(via MediaFuturist: PDFs and resources from today’s webinar on The Future of Television (with Stowe Boyd))
In case you missed our webinar on SocialTV and the Future of Television, today (shame on you;): the video will go live in a few hours (assuming the recording actually worked) on my Youtube Webinars playlist.And here are the slides we used (creative commons non-commercial, attribution licensed, as usual):  Gerd, Stowe   as well as the reports we referenced (subject to different licenses):  Ericsson: Getting Social on TV  Google: The new multi-screen world, and Stowe’s Social TV report.

(via MediaFuturist: PDFs and resources from today’s webinar on The Future of Television (with Stowe Boyd))

In case you missed our webinar on SocialTV and the Future of Television, today (shame on you;): the video will go live in a few hours (assuming the recording actually worked) on my Youtube Webinars playlist.

And here are the slides we used (creative commons non-commercial, attribution licensed, as usual):  Gerd, Stowe   as well as the reports we referenced (subject to different licenses):  Ericsson: Getting Social on TV  Google: The new multi-screen world, and Stowe’s Social TV report.
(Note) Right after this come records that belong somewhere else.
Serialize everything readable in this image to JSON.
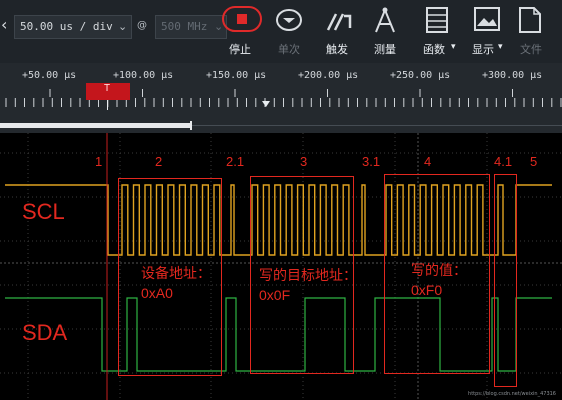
{
  "toolbar": {
    "timebase_value": "50.00 us / div",
    "at_symbol": "@",
    "sample_rate": "500 MHz",
    "buttons": {
      "stop": "停止",
      "single": "单次",
      "trigger": "触发",
      "measure": "测量",
      "function": "函数",
      "display": "显示",
      "file": "文件"
    }
  },
  "ruler": {
    "time_labels": [
      "+50.00 μs",
      "+100.00 μs",
      "+150.00 μs",
      "+200.00 μs",
      "+250.00 μs",
      "+300.00 μs"
    ],
    "trigger_marker": "T"
  },
  "scope": {
    "phase_numbers": [
      "1",
      "2",
      "2.1",
      "3",
      "3.1",
      "4",
      "4.1",
      "5"
    ],
    "channels": {
      "scl": "SCL",
      "sda": "SDA"
    },
    "annotations": {
      "device_address_label": "设备地址：",
      "device_address_value": "0xA0",
      "target_address_label": "写的目标地址：",
      "target_address_value": "0x0F",
      "write_value_label": "写的值：",
      "write_value_value": "0xF0"
    },
    "watermark": "https://blog.csdn.net/weixin_47316",
    "colors": {
      "scl_trace": "#e0a321",
      "sda_trace": "#2fb343",
      "annotation": "#e2281f"
    }
  }
}
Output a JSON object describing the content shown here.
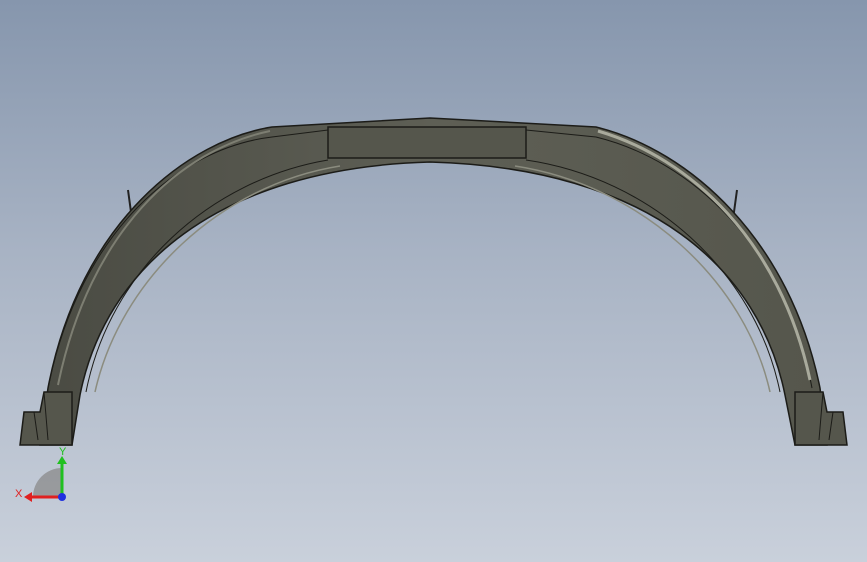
{
  "viewport": {
    "background_top": "#8696ad",
    "background_bottom": "#c9d0db"
  },
  "model": {
    "part": "arch-fender",
    "body_color": "#5b5c52",
    "edge_color": "#1c1c18",
    "highlight_color": "#a9aa9c"
  },
  "triad": {
    "x_label": "X",
    "y_label": "Y",
    "x_color": "#e02020",
    "y_color": "#20c020",
    "z_color": "#2030e0"
  }
}
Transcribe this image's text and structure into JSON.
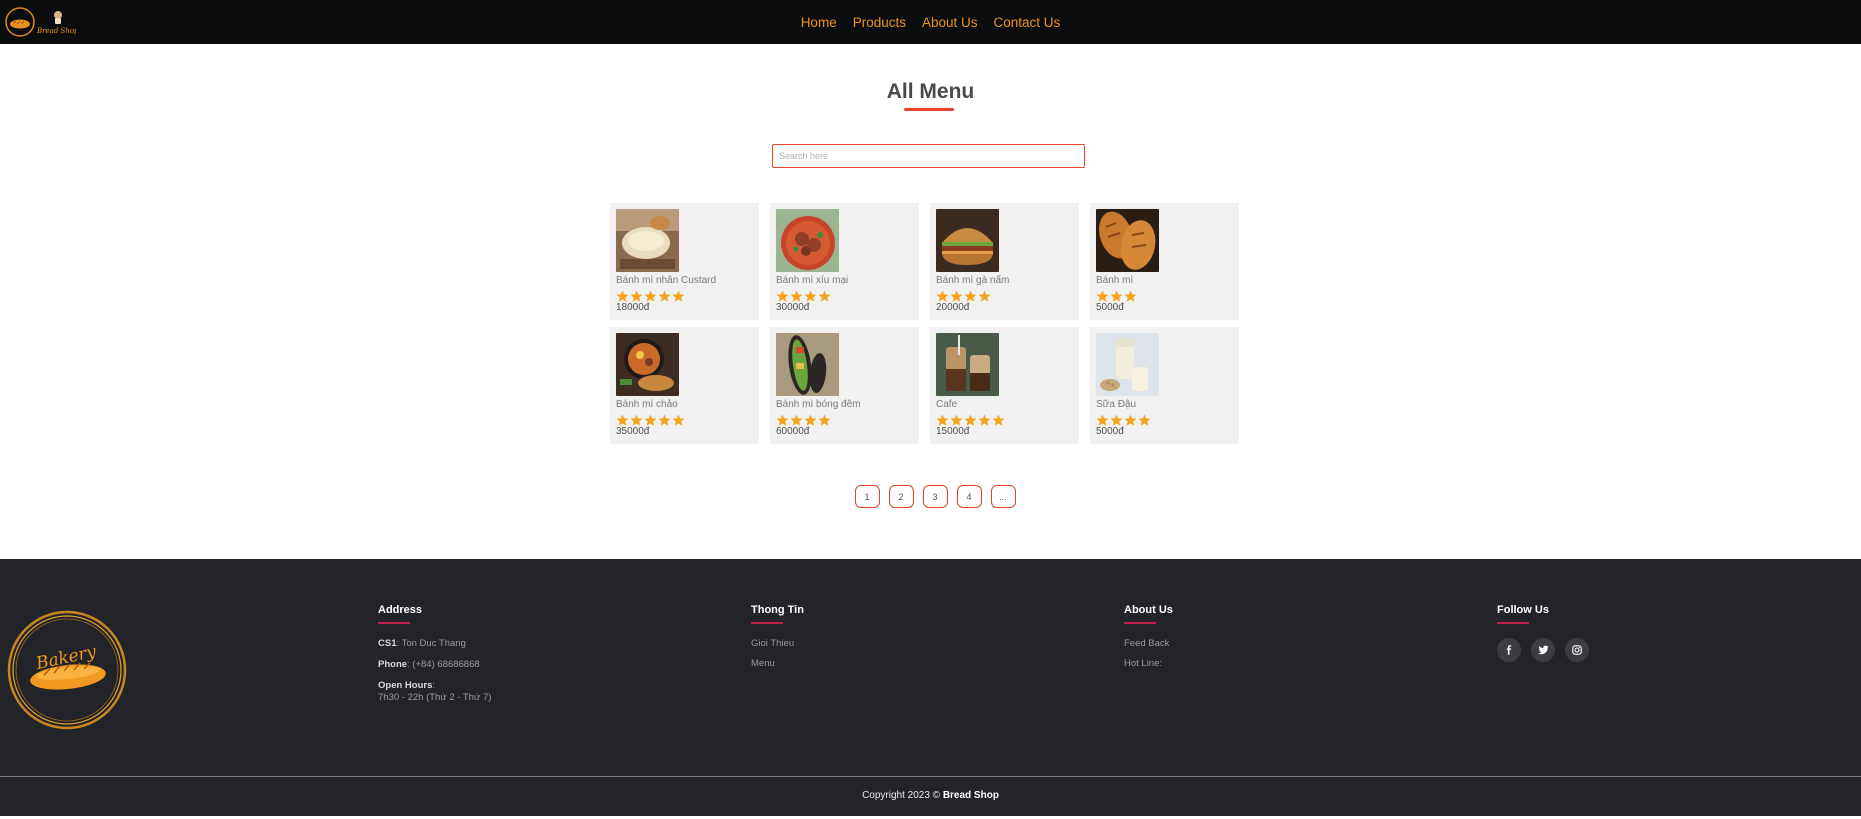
{
  "header": {
    "brand": "Bread Shop",
    "nav": [
      {
        "label": "Home"
      },
      {
        "label": "Products"
      },
      {
        "label": "About Us"
      },
      {
        "label": "Contact Us"
      }
    ],
    "colors": {
      "bar": "#0b0c0d",
      "link": "#f0921a"
    }
  },
  "main": {
    "title": "All Menu",
    "search": {
      "placeholder": "Search here",
      "value": ""
    },
    "products": [
      {
        "name": "Bánh mì nhân Custard",
        "stars": 5,
        "price": "18000đ",
        "image": "custard-bread-photo"
      },
      {
        "name": "Bánh mì xíu mại",
        "stars": 4,
        "price": "30000đ",
        "image": "meatball-soup-photo"
      },
      {
        "name": "Bánh mì gà nấm",
        "stars": 4,
        "price": "20000đ",
        "image": "chicken-mushroom-burger-photo"
      },
      {
        "name": "Bánh mì",
        "stars": 3,
        "price": "5000đ",
        "image": "baguette-photo"
      },
      {
        "name": "Bánh mì chảo",
        "stars": 5,
        "price": "35000đ",
        "image": "pan-bread-photo"
      },
      {
        "name": "Bánh mì bóng đêm",
        "stars": 4,
        "price": "60000đ",
        "image": "black-bread-sandwich-photo"
      },
      {
        "name": "Cafe",
        "stars": 5,
        "price": "15000đ",
        "image": "iced-coffee-photo"
      },
      {
        "name": "Sữa Đậu",
        "stars": 4,
        "price": "5000đ",
        "image": "soy-milk-photo"
      }
    ],
    "pagination": [
      "1",
      "2",
      "3",
      "4",
      "..."
    ],
    "colors": {
      "accent": "#e8412c",
      "star": "#f5a31a",
      "card": "#f1f1f1"
    }
  },
  "footer": {
    "logo_text": "Bakery",
    "address": {
      "title": "Address",
      "cs1_label": "CS1",
      "cs1_value": ": Ton Duc Thang",
      "phone_label": "Phone",
      "phone_value": ": (+84) 68686868",
      "hours_label": "Open Hours",
      "hours_colon": ":",
      "hours_value": "7h30 - 22h (Thứ 2 - Thứ 7)"
    },
    "info": {
      "title": "Thong Tin",
      "links": [
        "Gioi Thieu",
        "Menu"
      ]
    },
    "about": {
      "title": "About Us",
      "links": [
        "Feed Back",
        "Hot Line:"
      ]
    },
    "follow": {
      "title": "Follow Us",
      "icons": [
        "facebook-icon",
        "twitter-icon",
        "instagram-icon"
      ]
    },
    "copyright_prefix": "Copyright 2023 © ",
    "copyright_brand": "Bread Shop",
    "colors": {
      "background": "#23242a",
      "underline": "#c0214a"
    }
  }
}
(via The Future Of TV Is Two Screens, One Held Firmly In Your Hands | Fast Company)
52% of all adult cell phone owners now “incorporate their mobile devices into their television watching experiences.”
Here’s more:
6% of these “connected viewers” had voted for a reality show result in the preceding 30 days
11% checked what people were saying online about a program they were viewing
11% commented online about a program they were watching
22% checked to see if something they’d seen on TV was true
23% texted someone they knew was watching the same TV content elsewhere

(via The Future Of TV Is Two Screens, One Held Firmly In Your Hands | Fast Company)

52% of all adult cell phone owners now “incorporate their mobile devices into their television watching experiences.”

Here’s more:

  • 6% of these “connected viewers” had voted for a reality show result in the preceding 30 days
  • 11% checked what people were saying online about a program they were viewing
  • 11% commented online about a program they were watching
  • 22% checked to see if something they’d seen on TV was true
  • 23% texted someone they knew was watching the same TV content elsewhere
TV news is ultimately much more an arm of the entertainment industry than it is of the news industry. Its star anchors get paid millions of dollars because they’re popular on TV, not because of their reporting skills; and while the occasional news magazine program will sometimes break news, newspapers and websites have always been the undisputed leaders on that front.

- Felix Salmon: “News Corp’s digital divergence (via reuters)

joshsternberg

If you haven’t, I suggest reading Postman’s “Amusing Ourselves To Death” (from 1985) which discusses this idea that TV news is actually entertainment.

(via stoweboyd)